Work required → Search the data for the word "color" and copy every line where it occurs.

Information supplied →
=== Begin Enclosure ===

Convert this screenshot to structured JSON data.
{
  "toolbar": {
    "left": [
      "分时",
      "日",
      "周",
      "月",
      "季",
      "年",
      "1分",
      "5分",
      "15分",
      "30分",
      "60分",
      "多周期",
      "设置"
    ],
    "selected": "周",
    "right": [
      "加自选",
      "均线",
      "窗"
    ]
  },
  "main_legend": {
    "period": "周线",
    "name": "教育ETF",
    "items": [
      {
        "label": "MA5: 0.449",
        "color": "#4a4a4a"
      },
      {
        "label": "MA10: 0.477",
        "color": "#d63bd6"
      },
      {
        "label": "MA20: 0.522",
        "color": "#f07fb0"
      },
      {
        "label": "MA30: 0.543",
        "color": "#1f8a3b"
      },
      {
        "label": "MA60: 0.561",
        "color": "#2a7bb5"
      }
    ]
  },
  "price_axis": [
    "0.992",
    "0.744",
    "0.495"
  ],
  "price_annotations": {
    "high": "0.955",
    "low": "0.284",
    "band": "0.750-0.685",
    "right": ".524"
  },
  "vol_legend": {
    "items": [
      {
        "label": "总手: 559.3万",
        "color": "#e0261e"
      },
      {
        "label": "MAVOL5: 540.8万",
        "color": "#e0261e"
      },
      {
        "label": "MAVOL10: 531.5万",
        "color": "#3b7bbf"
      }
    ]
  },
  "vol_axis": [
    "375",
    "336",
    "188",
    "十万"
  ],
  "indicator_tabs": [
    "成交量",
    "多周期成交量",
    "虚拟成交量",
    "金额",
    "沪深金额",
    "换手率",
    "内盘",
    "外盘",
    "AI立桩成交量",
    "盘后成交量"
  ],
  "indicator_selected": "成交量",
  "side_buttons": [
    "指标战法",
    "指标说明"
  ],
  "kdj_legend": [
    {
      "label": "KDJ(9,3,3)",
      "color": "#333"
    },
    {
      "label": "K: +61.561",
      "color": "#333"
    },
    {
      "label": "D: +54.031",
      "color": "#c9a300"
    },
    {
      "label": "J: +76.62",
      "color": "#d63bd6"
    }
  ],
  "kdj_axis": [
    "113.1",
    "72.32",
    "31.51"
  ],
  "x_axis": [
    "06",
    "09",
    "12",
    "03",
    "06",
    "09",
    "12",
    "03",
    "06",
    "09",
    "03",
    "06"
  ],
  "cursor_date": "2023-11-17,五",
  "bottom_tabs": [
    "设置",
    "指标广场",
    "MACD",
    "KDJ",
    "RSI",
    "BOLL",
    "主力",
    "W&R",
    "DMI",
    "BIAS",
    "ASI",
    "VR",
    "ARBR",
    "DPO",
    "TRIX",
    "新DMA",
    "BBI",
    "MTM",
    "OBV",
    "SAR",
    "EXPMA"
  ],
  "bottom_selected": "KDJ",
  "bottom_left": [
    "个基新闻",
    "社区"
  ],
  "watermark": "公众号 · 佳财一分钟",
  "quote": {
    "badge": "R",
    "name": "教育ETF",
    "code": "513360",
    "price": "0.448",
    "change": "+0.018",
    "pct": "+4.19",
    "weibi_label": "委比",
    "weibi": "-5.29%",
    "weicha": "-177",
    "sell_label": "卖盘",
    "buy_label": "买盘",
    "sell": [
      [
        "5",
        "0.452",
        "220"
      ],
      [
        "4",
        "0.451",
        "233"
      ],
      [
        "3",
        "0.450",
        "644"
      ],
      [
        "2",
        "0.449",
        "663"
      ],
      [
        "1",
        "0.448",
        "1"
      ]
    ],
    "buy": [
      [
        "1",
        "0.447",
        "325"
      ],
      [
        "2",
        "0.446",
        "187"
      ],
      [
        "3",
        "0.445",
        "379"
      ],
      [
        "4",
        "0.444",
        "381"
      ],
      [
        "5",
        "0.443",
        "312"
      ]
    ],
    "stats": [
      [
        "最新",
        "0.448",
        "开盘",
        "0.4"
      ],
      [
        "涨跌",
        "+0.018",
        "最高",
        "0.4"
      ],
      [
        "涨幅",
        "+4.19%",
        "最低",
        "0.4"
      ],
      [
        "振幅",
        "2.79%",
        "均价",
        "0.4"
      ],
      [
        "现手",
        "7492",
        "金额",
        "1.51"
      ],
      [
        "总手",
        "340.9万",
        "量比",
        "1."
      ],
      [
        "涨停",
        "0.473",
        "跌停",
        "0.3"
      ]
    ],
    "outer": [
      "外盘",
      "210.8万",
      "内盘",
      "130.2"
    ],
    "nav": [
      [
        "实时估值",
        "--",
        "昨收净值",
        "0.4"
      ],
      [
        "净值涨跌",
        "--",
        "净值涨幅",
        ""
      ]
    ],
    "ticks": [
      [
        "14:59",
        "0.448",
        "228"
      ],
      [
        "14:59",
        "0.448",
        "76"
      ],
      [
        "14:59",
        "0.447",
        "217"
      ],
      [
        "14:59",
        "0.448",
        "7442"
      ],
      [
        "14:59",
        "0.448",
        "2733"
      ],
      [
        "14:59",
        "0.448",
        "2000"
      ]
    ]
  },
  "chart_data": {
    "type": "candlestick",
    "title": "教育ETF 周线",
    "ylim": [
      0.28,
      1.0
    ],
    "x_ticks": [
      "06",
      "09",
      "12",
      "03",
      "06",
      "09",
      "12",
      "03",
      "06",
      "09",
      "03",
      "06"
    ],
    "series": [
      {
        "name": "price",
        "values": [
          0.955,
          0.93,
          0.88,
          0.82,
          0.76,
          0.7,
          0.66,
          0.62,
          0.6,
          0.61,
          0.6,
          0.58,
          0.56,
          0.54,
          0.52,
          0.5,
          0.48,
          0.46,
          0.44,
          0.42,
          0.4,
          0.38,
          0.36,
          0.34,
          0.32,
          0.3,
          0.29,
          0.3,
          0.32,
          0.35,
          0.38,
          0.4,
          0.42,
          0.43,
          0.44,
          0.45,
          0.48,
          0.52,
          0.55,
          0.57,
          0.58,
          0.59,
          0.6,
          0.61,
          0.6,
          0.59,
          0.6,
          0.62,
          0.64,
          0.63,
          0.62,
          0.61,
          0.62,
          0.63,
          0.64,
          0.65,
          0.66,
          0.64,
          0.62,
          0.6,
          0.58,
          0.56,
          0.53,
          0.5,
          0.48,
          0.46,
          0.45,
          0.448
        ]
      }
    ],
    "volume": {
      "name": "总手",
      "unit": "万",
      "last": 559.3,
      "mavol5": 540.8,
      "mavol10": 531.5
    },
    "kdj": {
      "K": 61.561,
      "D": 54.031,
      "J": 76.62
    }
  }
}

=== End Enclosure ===

Exercise answer →
        "color": "#4a4a4a"
        "color": "#d63bd6"
        "color": "#f07fb0"
        "color": "#1f8a3b"
        "color": "#2a7bb5"
        "color": "#e0261e"
        "color": "#e0261e"
        "color": "#3b7bbf"
      "color": "#333"
      "color": "#333"
      "color": "#c9a300"
      "color": "#d63bd6"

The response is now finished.